Reducing the opacity helps to bring in the outside colors and make the white look more natural. No, it is not "pure" white anymore, but it also looks less stark against the rest of the image. In this case, I dropped it down to 72% before it started looking natural, but it varries from image to image, color to color, so play around. Keep moving the sliders until things look right. Also, for whatever reason, everything seems to save brighter/more stark, so when in doubt, go with the lower opacity.
Now to soften those sharp edges, we are going to cheat and use a tool to make our lives easier. Head to the top bar and go to Filter > Blur > Glussian Blur. There is even a preview box you can tick so you can slide the amount of blur until you find a good balance. Do not go overboard with this or you will end up with too much blur which will kill all your previous effort in getting the color on the hair itself. The blur is important as it helps cast a bit of the hair color onto the skin, part of that reflected color mentioned at the start of the tutorial.
Now it's time to make the image icon sized, which we do through selecting the crop tool and holding down the Shift key so we get a perfect square, then go to Image > Image Size and type in 100px. Then we head to Image > Adjustments > Brightness/Contrast and, with the Preview button clicked, slide it until we find a look we like.
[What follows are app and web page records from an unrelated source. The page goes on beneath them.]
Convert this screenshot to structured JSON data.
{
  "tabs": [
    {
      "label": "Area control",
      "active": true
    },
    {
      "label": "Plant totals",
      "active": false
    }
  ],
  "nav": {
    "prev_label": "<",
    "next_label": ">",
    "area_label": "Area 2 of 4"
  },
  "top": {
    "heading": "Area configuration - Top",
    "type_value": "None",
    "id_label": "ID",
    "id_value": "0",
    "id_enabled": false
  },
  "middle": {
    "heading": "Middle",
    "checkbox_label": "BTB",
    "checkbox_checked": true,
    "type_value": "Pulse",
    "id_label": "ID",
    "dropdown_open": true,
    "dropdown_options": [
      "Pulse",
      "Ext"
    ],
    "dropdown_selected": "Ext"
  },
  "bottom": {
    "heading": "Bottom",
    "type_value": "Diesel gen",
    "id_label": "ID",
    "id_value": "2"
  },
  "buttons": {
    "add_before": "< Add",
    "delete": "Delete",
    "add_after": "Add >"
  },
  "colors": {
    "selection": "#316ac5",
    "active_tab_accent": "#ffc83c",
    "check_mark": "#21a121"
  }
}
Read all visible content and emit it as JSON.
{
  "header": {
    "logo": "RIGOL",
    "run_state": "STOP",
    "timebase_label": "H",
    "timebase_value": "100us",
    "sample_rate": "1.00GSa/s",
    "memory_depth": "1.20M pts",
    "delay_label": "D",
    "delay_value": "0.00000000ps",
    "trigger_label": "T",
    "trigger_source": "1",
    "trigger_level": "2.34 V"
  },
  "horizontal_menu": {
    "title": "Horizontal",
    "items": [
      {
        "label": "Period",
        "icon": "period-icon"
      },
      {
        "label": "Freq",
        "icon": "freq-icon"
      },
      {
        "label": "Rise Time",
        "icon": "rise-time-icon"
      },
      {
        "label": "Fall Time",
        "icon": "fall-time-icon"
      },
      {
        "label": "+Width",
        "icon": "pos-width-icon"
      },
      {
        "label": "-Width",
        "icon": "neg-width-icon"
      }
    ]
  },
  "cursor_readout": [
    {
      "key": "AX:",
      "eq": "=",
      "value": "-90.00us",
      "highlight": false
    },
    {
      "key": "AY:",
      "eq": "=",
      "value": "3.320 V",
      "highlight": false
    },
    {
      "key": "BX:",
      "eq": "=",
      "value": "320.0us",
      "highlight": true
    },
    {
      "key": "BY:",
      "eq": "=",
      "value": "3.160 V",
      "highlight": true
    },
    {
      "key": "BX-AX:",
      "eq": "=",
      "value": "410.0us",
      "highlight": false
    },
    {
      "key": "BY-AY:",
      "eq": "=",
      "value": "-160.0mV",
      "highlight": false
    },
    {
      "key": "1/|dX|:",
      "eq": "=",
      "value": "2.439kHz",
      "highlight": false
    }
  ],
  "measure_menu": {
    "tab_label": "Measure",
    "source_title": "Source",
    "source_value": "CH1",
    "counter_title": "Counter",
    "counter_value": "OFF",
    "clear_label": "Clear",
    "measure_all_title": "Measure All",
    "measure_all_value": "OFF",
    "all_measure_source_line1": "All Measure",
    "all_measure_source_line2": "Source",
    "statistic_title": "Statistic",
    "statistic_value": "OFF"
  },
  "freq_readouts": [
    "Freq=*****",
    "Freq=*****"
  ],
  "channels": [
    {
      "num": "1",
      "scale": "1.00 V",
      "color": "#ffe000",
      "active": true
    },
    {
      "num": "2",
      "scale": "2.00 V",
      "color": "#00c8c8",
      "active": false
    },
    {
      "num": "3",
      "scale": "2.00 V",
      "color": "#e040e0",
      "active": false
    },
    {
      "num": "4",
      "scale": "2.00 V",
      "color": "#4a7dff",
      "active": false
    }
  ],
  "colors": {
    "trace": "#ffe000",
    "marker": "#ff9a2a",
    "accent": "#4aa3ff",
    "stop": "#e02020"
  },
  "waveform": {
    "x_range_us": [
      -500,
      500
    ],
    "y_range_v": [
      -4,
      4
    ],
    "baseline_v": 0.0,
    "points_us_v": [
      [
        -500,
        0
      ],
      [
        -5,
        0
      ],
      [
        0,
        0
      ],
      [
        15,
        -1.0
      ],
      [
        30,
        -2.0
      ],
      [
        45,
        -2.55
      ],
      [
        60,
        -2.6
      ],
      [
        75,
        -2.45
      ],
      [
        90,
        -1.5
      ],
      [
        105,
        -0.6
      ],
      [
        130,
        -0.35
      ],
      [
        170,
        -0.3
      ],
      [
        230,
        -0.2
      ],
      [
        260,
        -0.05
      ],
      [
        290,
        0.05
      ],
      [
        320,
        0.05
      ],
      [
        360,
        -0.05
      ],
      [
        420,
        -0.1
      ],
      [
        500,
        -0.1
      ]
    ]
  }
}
Other options that are good to use are found under Image > Adjustments and are titled Hue/Saturation and Levels. Once again, check the preview box and slide the arrow around until it looks good. For images that look a bit blurry, you can go to Filter > Sharpen > Sharpen which will make the image more sharp, but this can result in pixelation. I would suggest using the Sharpen filter first, then using Hue/Saturation, Brightness/Contrast or Levels afterwards, as those seem to help soften some of the more jagged edges.
Is it a lot of work? well, it can be, but once you have the process down it goes fast. I made over 50 icons in 2 hours with this method, they can be seen here. But this is not all that can be done... here's some samples of other results you can get by playing with different colors and layer types.
| How about some crazy loud punk-gold hair? Try yellow-green on a Color Burn layer.|
|Too loud? Not green enough? Try the same color, but with a Hue layer.|
|What's that you say? It needs MOAR GAY? Then gay you shall have, throw a purple/pink in a Hue layer and we have cotton candy hair!|
As stated at the beginning of this tutorial, this method can be used to darken hair, however it is not as easy. In this case, I used a soft, semi-transparent brush to erase some of the brown out of the lightest area to help give more depth to the hair. Spending a bit of time drawing in different shades of your color of choice will help make the hair look more natural. As said before, it doesn't look incredible at full size, but once it's shrank down, it looks a bit better:
Hope someone finds this helpful! Part Two will be coming shortly. Feel free to ask any questions, I'll do my best to answer them as quickly and clearly as possible! :3